# [Study material]
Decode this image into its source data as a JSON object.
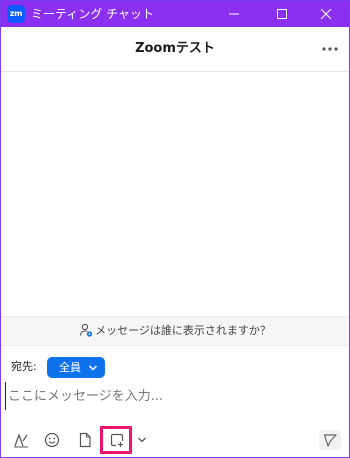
{
  "window": {
    "app_icon_text": "zm",
    "title": "ミーティング チャット",
    "controls": [
      "minimize",
      "maximize",
      "close"
    ]
  },
  "chat": {
    "title": "Zoomテスト"
  },
  "hint": {
    "text": "メッセージは誰に表示されますか？",
    "icon": "user-eye-icon"
  },
  "composer": {
    "to_label": "宛先:",
    "recipient": "全員",
    "placeholder": "ここにメッセージを入力..."
  },
  "toolbar": {
    "items": [
      "format-icon",
      "emoji-icon",
      "file-icon",
      "screenshot-icon",
      "chevron-down-icon",
      "send-icon"
    ],
    "highlighted": "screenshot-icon"
  },
  "colors": {
    "titlebar": "#8b2ff0",
    "accent": "#0e72ed",
    "highlight": "#e8156f"
  }
}
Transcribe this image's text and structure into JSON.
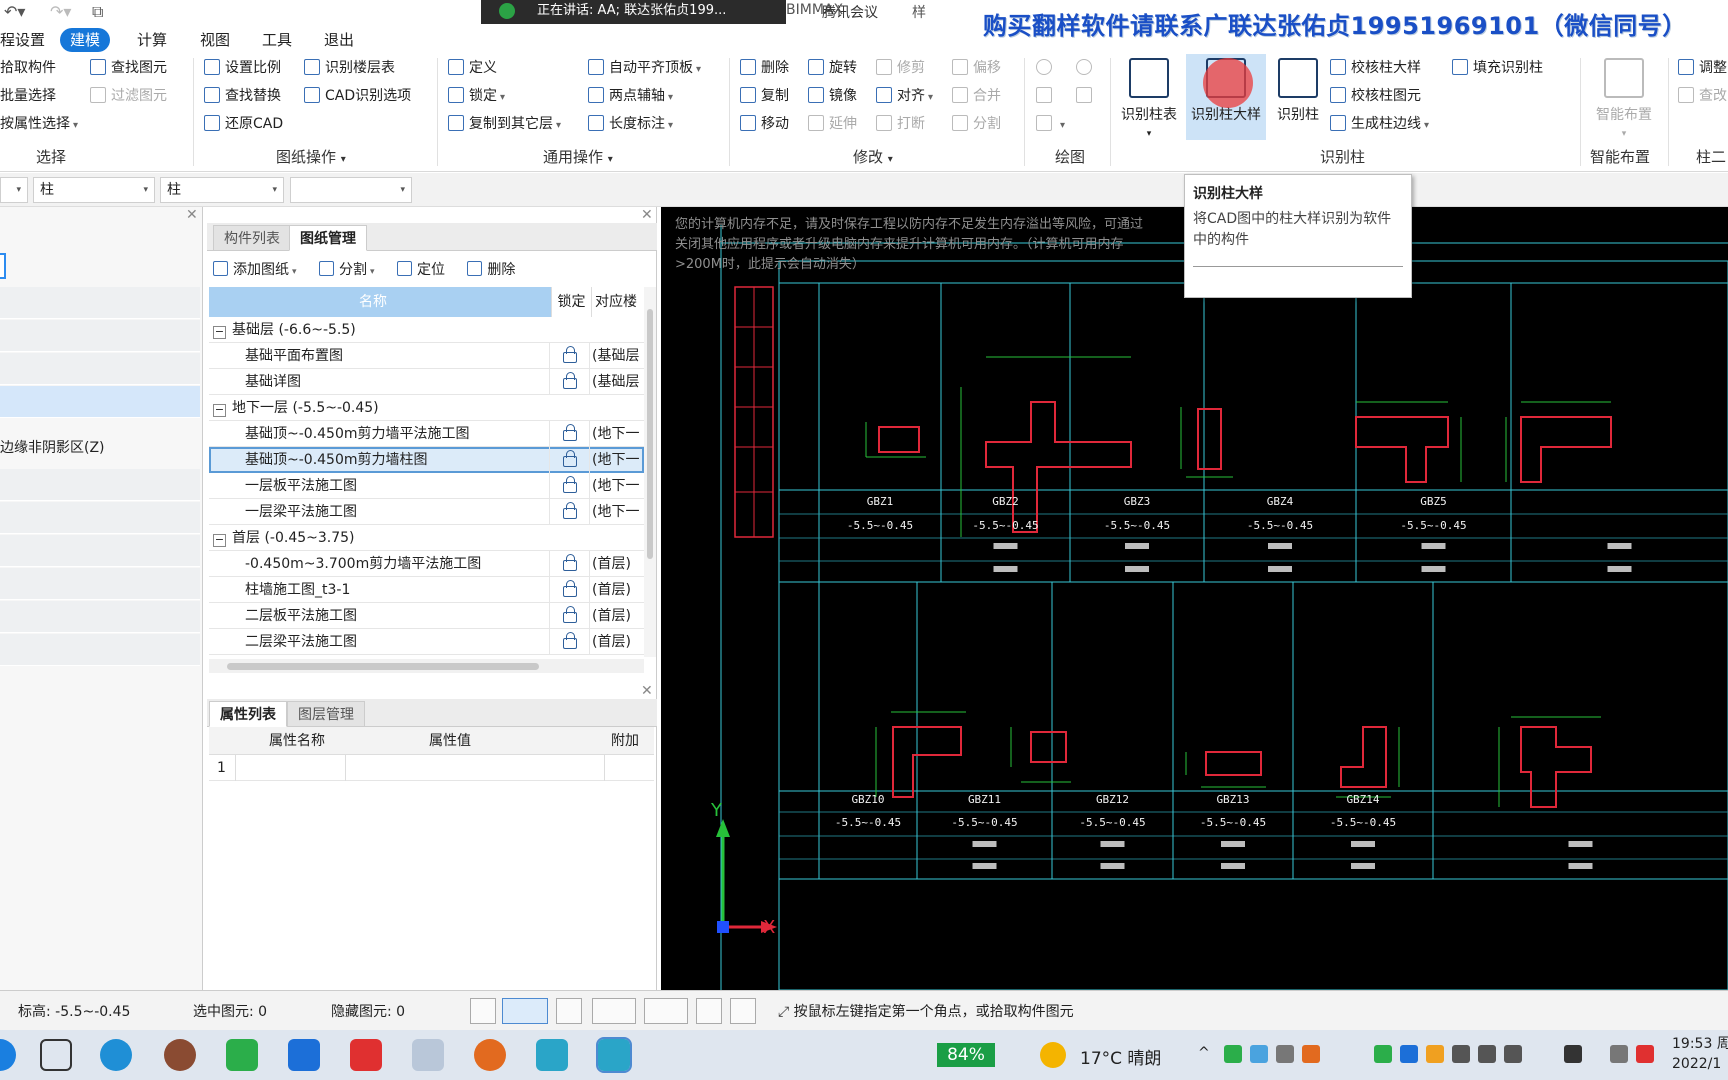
{
  "window": {
    "meeting_banner": "正在讲话: AA; 联达张佑贞199...",
    "meeting_app": "腾讯会议",
    "bimmax": "BIMMAX",
    "title_suffix": "样",
    "ad_text": "购买翻样软件请联系广联达张佑贞19951969101（微信同号）"
  },
  "menu": {
    "items": [
      "程设置",
      "建模",
      "计算",
      "视图",
      "工具",
      "退出"
    ],
    "active": "建模"
  },
  "ribbon": {
    "select_group": {
      "label": "选择",
      "buttons": [
        "拾取构件",
        "查找图元",
        "批量选择",
        "过滤图元",
        "按属性选择"
      ]
    },
    "drawing_ops": {
      "label": "图纸操作",
      "buttons": [
        "设置比例",
        "识别楼层表",
        "查找替换",
        "CAD识别选项",
        "还原CAD"
      ]
    },
    "general_ops": {
      "label": "通用操作",
      "buttons": [
        "定义",
        "自动平齐顶板",
        "锁定",
        "两点辅轴",
        "复制到其它层",
        "长度标注"
      ]
    },
    "modify": {
      "label": "修改",
      "buttons": [
        "删除",
        "旋转",
        "修剪",
        "偏移",
        "复制",
        "镜像",
        "对齐",
        "合并",
        "移动",
        "延伸",
        "打断",
        "分割"
      ]
    },
    "draw": {
      "label": "绘图"
    },
    "recognize_col": {
      "label": "识别柱",
      "big": [
        "识别柱表",
        "识别柱大样",
        "识别柱"
      ],
      "small": [
        "校核柱大样",
        "填充识别柱",
        "校核柱图元",
        "生成柱边线"
      ]
    },
    "smart": {
      "label": "智能布置",
      "big": "智能布置"
    },
    "col_2d": {
      "label": "柱二",
      "small": [
        "调整",
        "查改"
      ]
    }
  },
  "filters": {
    "selects": [
      "",
      "柱",
      "柱",
      ""
    ]
  },
  "left_panel": {
    "item_text": "边缘非阴影区(Z)"
  },
  "mid_panel": {
    "tabs": [
      "构件列表",
      "图纸管理"
    ],
    "active_tab": "图纸管理",
    "toolbar": [
      "添加图纸",
      "分割",
      "定位",
      "删除"
    ],
    "columns": [
      "名称",
      "锁定",
      "对应楼"
    ],
    "rows": [
      {
        "type": "group",
        "name": "基础层 (-6.6~-5.5)"
      },
      {
        "type": "item",
        "name": "基础平面布置图",
        "floor": "(基础层"
      },
      {
        "type": "item",
        "name": "基础详图",
        "floor": "(基础层"
      },
      {
        "type": "group",
        "name": "地下一层 (-5.5~-0.45)"
      },
      {
        "type": "item",
        "name": "基础顶~-0.450m剪力墙平法施工图",
        "floor": "(地下一"
      },
      {
        "type": "item",
        "name": "基础顶~-0.450m剪力墙柱图",
        "floor": "(地下一",
        "selected": true
      },
      {
        "type": "item",
        "name": "一层板平法施工图",
        "floor": "(地下一"
      },
      {
        "type": "item",
        "name": "一层梁平法施工图",
        "floor": "(地下一"
      },
      {
        "type": "group",
        "name": "首层 (-0.45~3.75)"
      },
      {
        "type": "item",
        "name": "-0.450m~3.700m剪力墙平法施工图",
        "floor": "(首层)"
      },
      {
        "type": "item",
        "name": "柱墙施工图_t3-1",
        "floor": "(首层)"
      },
      {
        "type": "item",
        "name": "二层板平法施工图",
        "floor": "(首层)"
      },
      {
        "type": "item",
        "name": "二层梁平法施工图",
        "floor": "(首层)"
      }
    ],
    "prop_tabs": [
      "属性列表",
      "图层管理"
    ],
    "prop_active": "属性列表",
    "prop_columns": [
      "属性名称",
      "属性值",
      "附加"
    ],
    "prop_row_num": "1"
  },
  "cad": {
    "memory_msg": "您的计算机内存不足，请及时保存工程以防内存不足发生内存溢出等风险，可通过关闭其他应用程序或者升级电脑内存来提升计算机可用内存。（计算机可用内存>200M时，此提示会自动消失）",
    "row1_labels": [
      "GBZ1",
      "GBZ2",
      "GBZ3",
      "GBZ4",
      "GBZ5"
    ],
    "row2_labels": [
      "GBZ10",
      "GBZ11",
      "GBZ12",
      "GBZ13",
      "GBZ14"
    ],
    "elev": "-5.5~-0.45",
    "axis_x": "X",
    "axis_y": "Y"
  },
  "tooltip": {
    "title": "识别柱大样",
    "desc": "将CAD图中的柱大样识别为软件中的构件"
  },
  "status": {
    "elev": "标高:   -5.5~-0.45",
    "selected": "选中图元: 0",
    "hidden": "隐藏图元: 0",
    "hint": "按鼠标左键指定第一个角点，或拾取构件图元"
  },
  "taskbar": {
    "battery": "84%",
    "weather": "17°C  晴朗",
    "time": "19:53 周",
    "date": "2022/1"
  },
  "colors": {
    "accent": "#1677d9",
    "ad": "#1a4fc6",
    "cad_bg": "#000000",
    "cad_red": "#e0283a",
    "cad_green": "#27c13a",
    "cad_cyan": "#39c7d6"
  }
}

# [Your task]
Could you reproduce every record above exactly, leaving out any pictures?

# [Solution to this problem]
Decode this image into its source data as a JSON object.
{
  "window": {
    "app_icon_text": "zm",
    "title": "ミーティング チャット",
    "controls": [
      "minimize",
      "maximize",
      "close"
    ]
  },
  "chat": {
    "title": "Zoomテスト"
  },
  "hint": {
    "text": "メッセージは誰に表示されますか？",
    "icon": "user-eye-icon"
  },
  "composer": {
    "to_label": "宛先:",
    "recipient": "全員",
    "placeholder": "ここにメッセージを入力..."
  },
  "toolbar": {
    "items": [
      "format-icon",
      "emoji-icon",
      "file-icon",
      "screenshot-icon",
      "chevron-down-icon",
      "send-icon"
    ],
    "highlighted": "screenshot-icon"
  },
  "colors": {
    "titlebar": "#8b2ff0",
    "accent": "#0e72ed",
    "highlight": "#e8156f"
  }
}
Transcribe this image's text and structure into JSON.
{
  "window": {
    "meeting_banner": "正在讲话: AA; 联达张佑贞199...",
    "meeting_app": "腾讯会议",
    "bimmax": "BIMMAX",
    "title_suffix": "样",
    "ad_text": "购买翻样软件请联系广联达张佑贞19951969101（微信同号）"
  },
  "menu": {
    "items": [
      "程设置",
      "建模",
      "计算",
      "视图",
      "工具",
      "退出"
    ],
    "active": "建模"
  },
  "ribbon": {
    "select_group": {
      "label": "选择",
      "buttons": [
        "拾取构件",
        "查找图元",
        "批量选择",
        "过滤图元",
        "按属性选择"
      ]
    },
    "drawing_ops": {
      "label": "图纸操作",
      "buttons": [
        "设置比例",
        "识别楼层表",
        "查找替换",
        "CAD识别选项",
        "还原CAD"
      ]
    },
    "general_ops": {
      "label": "通用操作",
      "buttons": [
        "定义",
        "自动平齐顶板",
        "锁定",
        "两点辅轴",
        "复制到其它层",
        "长度标注"
      ]
    },
    "modify": {
      "label": "修改",
      "buttons": [
        "删除",
        "旋转",
        "修剪",
        "偏移",
        "复制",
        "镜像",
        "对齐",
        "合并",
        "移动",
        "延伸",
        "打断",
        "分割"
      ]
    },
    "draw": {
      "label": "绘图"
    },
    "recognize_col": {
      "label": "识别柱",
      "big": [
        "识别柱表",
        "识别柱大样",
        "识别柱"
      ],
      "small": [
        "校核柱大样",
        "填充识别柱",
        "校核柱图元",
        "生成柱边线"
      ]
    },
    "smart": {
      "label": "智能布置",
      "big": "智能布置"
    },
    "col_2d": {
      "label": "柱二",
      "small": [
        "调整",
        "查改"
      ]
    }
  },
  "filters": {
    "selects": [
      "",
      "柱",
      "柱",
      ""
    ]
  },
  "left_panel": {
    "item_text": "边缘非阴影区(Z)"
  },
  "mid_panel": {
    "tabs": [
      "构件列表",
      "图纸管理"
    ],
    "active_tab": "图纸管理",
    "toolbar": [
      "添加图纸",
      "分割",
      "定位",
      "删除"
    ],
    "columns": [
      "名称",
      "锁定",
      "对应楼"
    ],
    "rows": [
      {
        "type": "group",
        "name": "基础层 (-6.6~-5.5)"
      },
      {
        "type": "item",
        "name": "基础平面布置图",
        "floor": "(基础层"
      },
      {
        "type": "item",
        "name": "基础详图",
        "floor": "(基础层"
      },
      {
        "type": "group",
        "name": "地下一层 (-5.5~-0.45)"
      },
      {
        "type": "item",
        "name": "基础顶~-0.450m剪力墙平法施工图",
        "floor": "(地下一"
      },
      {
        "type": "item",
        "name": "基础顶~-0.450m剪力墙柱图",
        "floor": "(地下一",
        "selected": true
      },
      {
        "type": "item",
        "name": "一层板平法施工图",
        "floor": "(地下一"
      },
      {
        "type": "item",
        "name": "一层梁平法施工图",
        "floor": "(地下一"
      },
      {
        "type": "group",
        "name": "首层 (-0.45~3.75)"
      },
      {
        "type": "item",
        "name": "-0.450m~3.700m剪力墙平法施工图",
        "floor": "(首层)"
      },
      {
        "type": "item",
        "name": "柱墙施工图_t3-1",
        "floor": "(首层)"
      },
      {
        "type": "item",
        "name": "二层板平法施工图",
        "floor": "(首层)"
      },
      {
        "type": "item",
        "name": "二层梁平法施工图",
        "floor": "(首层)"
      }
    ],
    "prop_tabs": [
      "属性列表",
      "图层管理"
    ],
    "prop_active": "属性列表",
    "prop_columns": [
      "属性名称",
      "属性值",
      "附加"
    ],
    "prop_row_num": "1"
  },
  "cad": {
    "memory_msg": "您的计算机内存不足，请及时保存工程以防内存不足发生内存溢出等风险，可通过关闭其他应用程序或者升级电脑内存来提升计算机可用内存。（计算机可用内存>200M时，此提示会自动消失）",
    "row1_labels": [
      "GBZ1",
      "GBZ2",
      "GBZ3",
      "GBZ4",
      "GBZ5"
    ],
    "row2_labels": [
      "GBZ10",
      "GBZ11",
      "GBZ12",
      "GBZ13",
      "GBZ14"
    ],
    "elev": "-5.5~-0.45",
    "axis_x": "X",
    "axis_y": "Y"
  },
  "tooltip": {
    "title": "识别柱大样",
    "desc": "将CAD图中的柱大样识别为软件中的构件"
  },
  "status": {
    "elev": "标高:   -5.5~-0.45",
    "selected": "选中图元: 0",
    "hidden": "隐藏图元: 0",
    "hint": "按鼠标左键指定第一个角点，或拾取构件图元"
  },
  "taskbar": {
    "battery": "84%",
    "weather": "17°C  晴朗",
    "time": "19:53 周",
    "date": "2022/1"
  },
  "colors": {
    "accent": "#1677d9",
    "ad": "#1a4fc6",
    "cad_bg": "#000000",
    "cad_red": "#e0283a",
    "cad_green": "#27c13a",
    "cad_cyan": "#39c7d6"
  }
}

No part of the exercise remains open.